App and web page records:
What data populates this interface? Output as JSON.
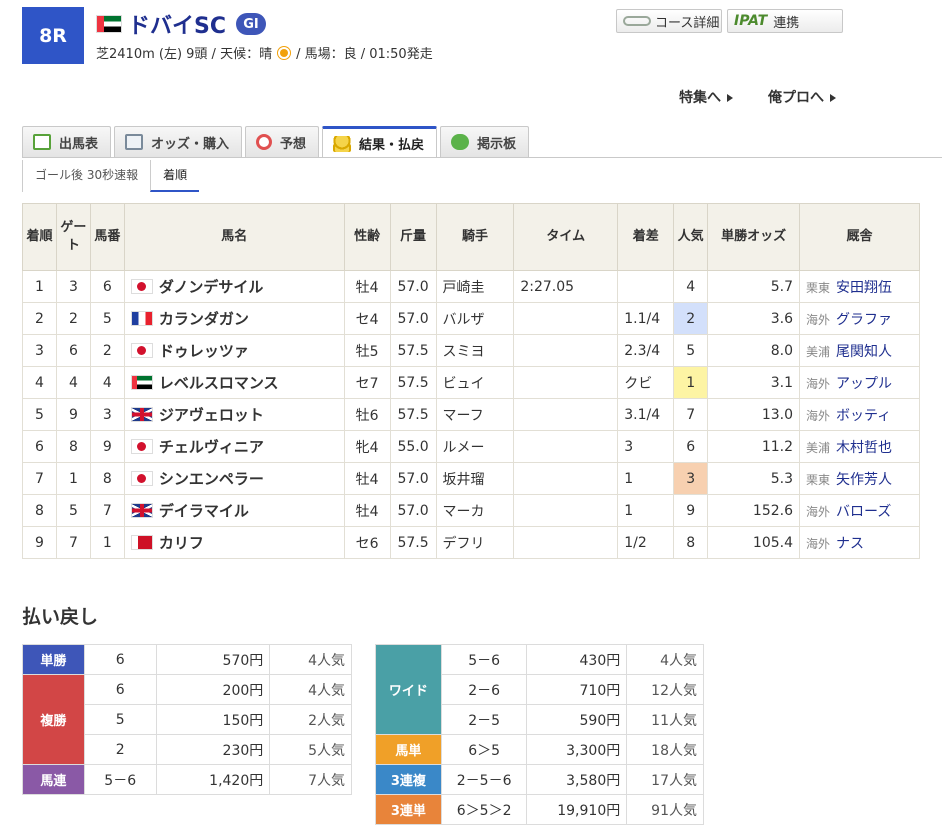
{
  "race": {
    "number": "8R",
    "name": "ドバイSC",
    "grade": "GI",
    "info_prefix": "芝2410m (左) 9頭 / 天候：晴",
    "info_suffix": "/ 馬場：良 / 01:50発走"
  },
  "header_buttons": {
    "course": "コース詳細",
    "ipat_logo": "IPAT",
    "ipat": "連携"
  },
  "links": {
    "feature": "特集へ",
    "orepro": "俺プロへ"
  },
  "tabs": [
    "出馬表",
    "オッズ・購入",
    "予想",
    "結果・払戻",
    "掲示板"
  ],
  "subtabs": [
    "ゴール後 30秒速報",
    "着順"
  ],
  "table": {
    "headers": [
      "着順",
      "ゲート",
      "馬番",
      "馬名",
      "性齢",
      "斤量",
      "騎手",
      "タイム",
      "着差",
      "人気",
      "単勝オッズ",
      "厩舎"
    ],
    "rows": [
      {
        "pos": "1",
        "gate": "3",
        "num": "6",
        "flag": "jpn",
        "name": "ダノンデサイル",
        "sex": "牡4",
        "wt": "57.0",
        "jockey": "戸崎圭",
        "time": "2:27.05",
        "margin": "",
        "pop": "4",
        "odds": "5.7",
        "hi": true,
        "area": "栗東",
        "trainer": "安田翔伍"
      },
      {
        "pos": "2",
        "gate": "2",
        "num": "5",
        "flag": "fra",
        "name": "カランダガン",
        "sex": "セ4",
        "wt": "57.0",
        "jockey": "バルザ",
        "time": "",
        "margin": "1.1/4",
        "pop": "2",
        "odds": "3.6",
        "hi": true,
        "area": "海外",
        "trainer": "グラファ"
      },
      {
        "pos": "3",
        "gate": "6",
        "num": "2",
        "flag": "jpn",
        "name": "ドゥレッツァ",
        "sex": "牡5",
        "wt": "57.5",
        "jockey": "スミヨ",
        "time": "",
        "margin": "2.3/4",
        "pop": "5",
        "odds": "8.0",
        "hi": true,
        "area": "美浦",
        "trainer": "尾関知人"
      },
      {
        "pos": "4",
        "gate": "4",
        "num": "4",
        "flag": "uae",
        "name": "レベルスロマンス",
        "sex": "セ7",
        "wt": "57.5",
        "jockey": "ビュイ",
        "time": "",
        "margin": "クビ",
        "pop": "1",
        "odds": "3.1",
        "hi": true,
        "area": "海外",
        "trainer": "アップル"
      },
      {
        "pos": "5",
        "gate": "9",
        "num": "3",
        "flag": "gbr",
        "name": "ジアヴェロット",
        "sex": "牡6",
        "wt": "57.5",
        "jockey": "マーフ",
        "time": "",
        "margin": "3.1/4",
        "pop": "7",
        "odds": "13.0",
        "hi": false,
        "area": "海外",
        "trainer": "ボッティ"
      },
      {
        "pos": "6",
        "gate": "8",
        "num": "9",
        "flag": "jpn",
        "name": "チェルヴィニア",
        "sex": "牝4",
        "wt": "55.0",
        "jockey": "ルメー",
        "time": "",
        "margin": "3",
        "pop": "6",
        "odds": "11.2",
        "hi": false,
        "area": "美浦",
        "trainer": "木村哲也"
      },
      {
        "pos": "7",
        "gate": "1",
        "num": "8",
        "flag": "jpn",
        "name": "シンエンペラー",
        "sex": "牡4",
        "wt": "57.0",
        "jockey": "坂井瑠",
        "time": "",
        "margin": "1",
        "pop": "3",
        "odds": "5.3",
        "hi": true,
        "area": "栗東",
        "trainer": "矢作芳人"
      },
      {
        "pos": "8",
        "gate": "5",
        "num": "7",
        "flag": "gbr",
        "name": "デイラマイル",
        "sex": "牡4",
        "wt": "57.0",
        "jockey": "マーカ",
        "time": "",
        "margin": "1",
        "pop": "9",
        "odds": "152.6",
        "hi": false,
        "area": "海外",
        "trainer": "バローズ"
      },
      {
        "pos": "9",
        "gate": "7",
        "num": "1",
        "flag": "bhr",
        "name": "カリフ",
        "sex": "セ6",
        "wt": "57.5",
        "jockey": "デフリ",
        "time": "",
        "margin": "1/2",
        "pop": "8",
        "odds": "105.4",
        "hi": false,
        "area": "海外",
        "trainer": "ナス"
      }
    ]
  },
  "payout": {
    "heading": "払い戻し",
    "left": [
      {
        "type": "単勝",
        "cls": "lb-tansho",
        "entries": [
          {
            "combo": "6",
            "yen": "570円",
            "pop": "4人気"
          }
        ]
      },
      {
        "type": "複勝",
        "cls": "lb-fukusho",
        "entries": [
          {
            "combo": "6",
            "yen": "200円",
            "pop": "4人気"
          },
          {
            "combo": "5",
            "yen": "150円",
            "pop": "2人気"
          },
          {
            "combo": "2",
            "yen": "230円",
            "pop": "5人気"
          }
        ]
      },
      {
        "type": "馬連",
        "cls": "lb-umaren",
        "entries": [
          {
            "combo": "5－6",
            "yen": "1,420円",
            "pop": "7人気"
          }
        ]
      }
    ],
    "right": [
      {
        "type": "ワイド",
        "cls": "lb-wide",
        "entries": [
          {
            "combo": "5－6",
            "yen": "430円",
            "pop": "4人気"
          },
          {
            "combo": "2－6",
            "yen": "710円",
            "pop": "12人気"
          },
          {
            "combo": "2－5",
            "yen": "590円",
            "pop": "11人気"
          }
        ]
      },
      {
        "type": "馬単",
        "cls": "lb-umatan",
        "entries": [
          {
            "combo": "6＞5",
            "yen": "3,300円",
            "pop": "18人気"
          }
        ]
      },
      {
        "type": "3連複",
        "cls": "lb-3fuku",
        "entries": [
          {
            "combo": "2－5－6",
            "yen": "3,580円",
            "pop": "17人気"
          }
        ]
      },
      {
        "type": "3連単",
        "cls": "lb-3tan",
        "entries": [
          {
            "combo": "6＞5＞2",
            "yen": "19,910円",
            "pop": "91人気"
          }
        ]
      }
    ]
  }
}
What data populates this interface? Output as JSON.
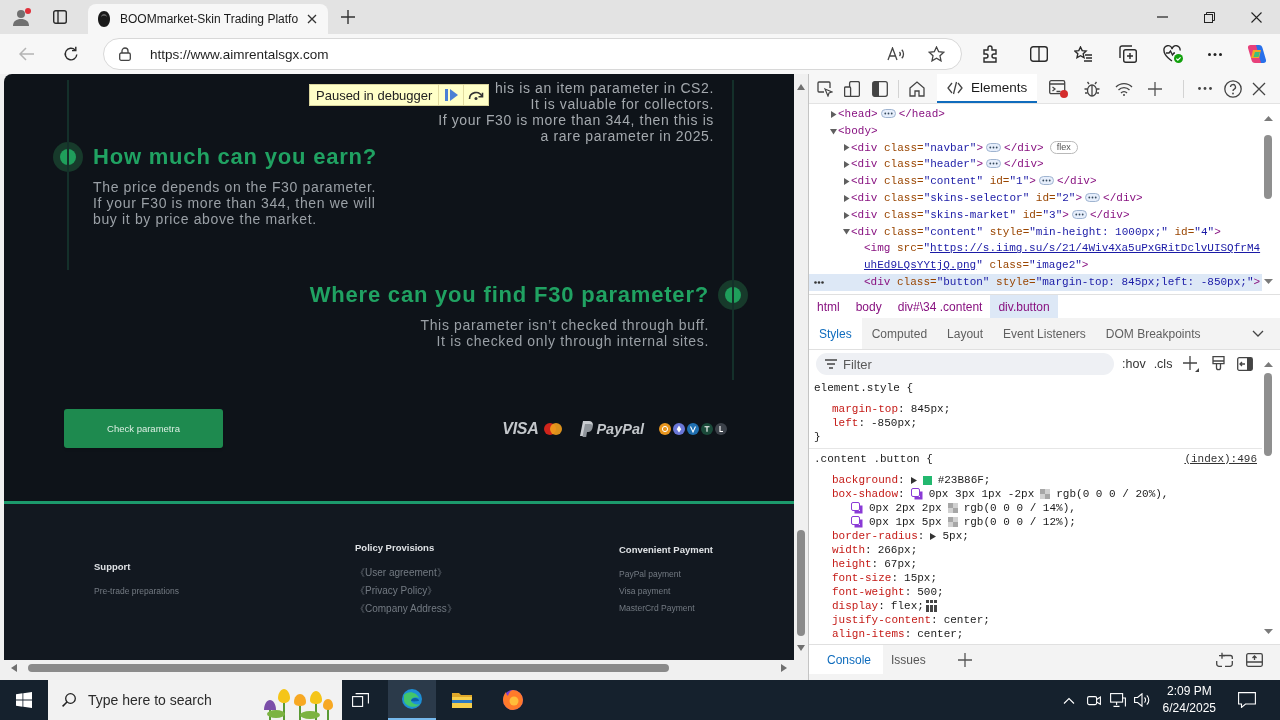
{
  "browser": {
    "tab": {
      "title": "BOOMmarket-Skin Trading Platfo",
      "selected": true
    },
    "back": {
      "disabled": true
    },
    "address": {
      "url": "https://www.aimrentalsgx.com"
    }
  },
  "page": {
    "debugger": {
      "label": "Paused in debugger"
    },
    "intro": {
      "lines": [
        "his is an item parameter in CS2.",
        "It is valuable for collectors.",
        "If your F30 is more than 344, then this is",
        "a rare parameter in 2025."
      ]
    },
    "sections": [
      {
        "kind": "left",
        "title": "How much can you earn?",
        "lines": [
          "The price depends on the F30 parameter.",
          "If your F30 is more than 344, then we will",
          "buy it by price above the market."
        ]
      },
      {
        "kind": "right",
        "title": "Where can you find F30 parameter?",
        "lines": [
          "This parameter isn’t checked through buff.",
          "It is checked only through internal sites."
        ]
      }
    ],
    "check_button": {
      "label": "Check parametra"
    },
    "payments": {
      "visa": "VISA",
      "paypal": "PayPal"
    },
    "footer": {
      "columns": [
        {
          "title": "Support",
          "links": [
            "Pre-trade preparations"
          ]
        },
        {
          "title": "Policy Provisions",
          "links": [
            "《User agreement》",
            "《Privacy Policy》",
            "《Company Address》"
          ]
        },
        {
          "title": "Convenient Payment",
          "links": [
            "PayPal payment",
            "Visa payment",
            "MasterCrd Payment"
          ]
        }
      ]
    }
  },
  "devtools": {
    "tabs": [
      {
        "label": "Elements",
        "selected": true
      }
    ],
    "dom_tree": [
      {
        "open": "<head",
        "end": ">",
        "close": "</head>",
        "expanded": false,
        "selected": false
      },
      {
        "open": "<body",
        "end": ">",
        "expanded": true,
        "selected": false,
        "children": [
          {
            "open": "<div",
            "attrs": [
              {
                "kind": "text",
                "name": "class=",
                "value": "\"navbar\""
              }
            ],
            "end": ">",
            "close": "</div>",
            "badge": "flex",
            "expanded": false,
            "selected": false
          },
          {
            "open": "<div",
            "attrs": [
              {
                "kind": "text",
                "name": "class=",
                "value": "\"header\""
              }
            ],
            "end": ">",
            "close": "</div>",
            "expanded": false,
            "selected": false
          },
          {
            "open": "<div",
            "attrs": [
              {
                "kind": "text",
                "name": "class=",
                "value": "\"content\""
              },
              {
                "kind": "text",
                "name": "id=",
                "value": "\"1\""
              }
            ],
            "end": ">",
            "close": "</div>",
            "expanded": false,
            "selected": false
          },
          {
            "open": "<div",
            "attrs": [
              {
                "kind": "text",
                "name": "class=",
                "value": "\"skins-selector\""
              },
              {
                "kind": "text",
                "name": "id=",
                "value": "\"2\""
              }
            ],
            "end": ">",
            "close": "</div>",
            "expanded": false,
            "selected": false
          },
          {
            "open": "<div",
            "attrs": [
              {
                "kind": "text",
                "name": "class=",
                "value": "\"skins-market\""
              },
              {
                "kind": "text",
                "name": "id=",
                "value": "\"3\""
              }
            ],
            "end": ">",
            "close": "</div>",
            "expanded": false,
            "selected": false
          },
          {
            "open": "<div",
            "attrs": [
              {
                "kind": "text",
                "name": "class=",
                "value": "\"content\""
              },
              {
                "kind": "text",
                "name": "style=",
                "value": "\"min-height: 1000px;\""
              },
              {
                "kind": "text",
                "name": "id=",
                "value": "\"4\""
              }
            ],
            "end": ">",
            "expanded": true,
            "selected": false,
            "children": [
              {
                "open": "<img",
                "attrs": [
                  {
                    "kind": "url",
                    "name": "src=",
                    "value": "\"https://s.iimg.su/s/21/4Wiv4Xa5uPxGRitDclvUISQfrM4uhEd9LQsYYtjQ.png\""
                  },
                  {
                    "kind": "text",
                    "name": "class=",
                    "value": "\"image2\""
                  }
                ],
                "end": ">",
                "selected": false
              },
              {
                "open": "<div",
                "attrs": [
                  {
                    "kind": "text",
                    "name": "class=",
                    "value": "\"button\""
                  },
                  {
                    "kind": "text",
                    "name": "style=",
                    "value": "\"margin-top: 845px;left: -850px;\""
                  }
                ],
                "end": ">",
                "selected": true
              }
            ]
          }
        ]
      }
    ],
    "breadcrumbs": [
      {
        "label": "html",
        "selected": false
      },
      {
        "label": "body",
        "selected": false
      },
      {
        "label": "div#\\34 .content",
        "selected": false
      },
      {
        "label": "div.button",
        "selected": true
      }
    ],
    "style_tabs": [
      {
        "label": "Styles",
        "selected": true
      },
      {
        "label": "Computed",
        "selected": false
      },
      {
        "label": "Layout",
        "selected": false
      },
      {
        "label": "Event Listeners",
        "selected": false
      },
      {
        "label": "DOM Breakpoints",
        "selected": false
      }
    ],
    "filter": {
      "placeholder": "Filter"
    },
    "filter_buttons": [
      ":hov",
      ".cls"
    ],
    "rules": [
      {
        "selector": "element.style {",
        "declarations": [
          {
            "kind": "plain",
            "name": "margin-top:",
            "value": "845px;"
          },
          {
            "kind": "plain",
            "name": "left:",
            "value": "-850px;"
          }
        ],
        "close": "}"
      },
      {
        "selector": ".content .button {",
        "source": "(index):496",
        "declarations": [
          {
            "kind": "color",
            "name": "background:",
            "color": "#23b86f",
            "value": "#23B86F;"
          },
          {
            "kind": "shadow",
            "name": "box-shadow:",
            "shadows": [
              {
                "offsets": "0px 3px 1px -2px",
                "value": "rgb(0 0 0 / 20%),"
              },
              {
                "offsets": "0px 2px 2px",
                "value": "rgb(0 0 0 / 14%),"
              },
              {
                "offsets": "0px 1px 5px",
                "value": "rgb(0 0 0 / 12%);"
              }
            ]
          },
          {
            "kind": "shorthand",
            "name": "border-radius:",
            "value": "5px;"
          },
          {
            "kind": "plain",
            "name": "width:",
            "value": "266px;"
          },
          {
            "kind": "plain",
            "name": "height:",
            "value": "67px;"
          },
          {
            "kind": "plain",
            "name": "font-size:",
            "value": "15px;"
          },
          {
            "kind": "plain",
            "name": "font-weight:",
            "value": "500;"
          },
          {
            "kind": "flex",
            "name": "display:",
            "value": "flex;"
          },
          {
            "kind": "plain",
            "name": "justify-content:",
            "value": "center;"
          },
          {
            "kind": "plain",
            "name": "align-items:",
            "value": "center;"
          }
        ]
      }
    ],
    "drawer_tabs": [
      {
        "label": "Console",
        "selected": true
      },
      {
        "label": "Issues",
        "selected": false
      }
    ]
  },
  "taskbar": {
    "search": {
      "placeholder": "Type here to search"
    },
    "time": "2:09 PM",
    "date": "6/24/2025"
  }
}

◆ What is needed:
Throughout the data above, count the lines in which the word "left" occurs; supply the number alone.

◆ Task response:
4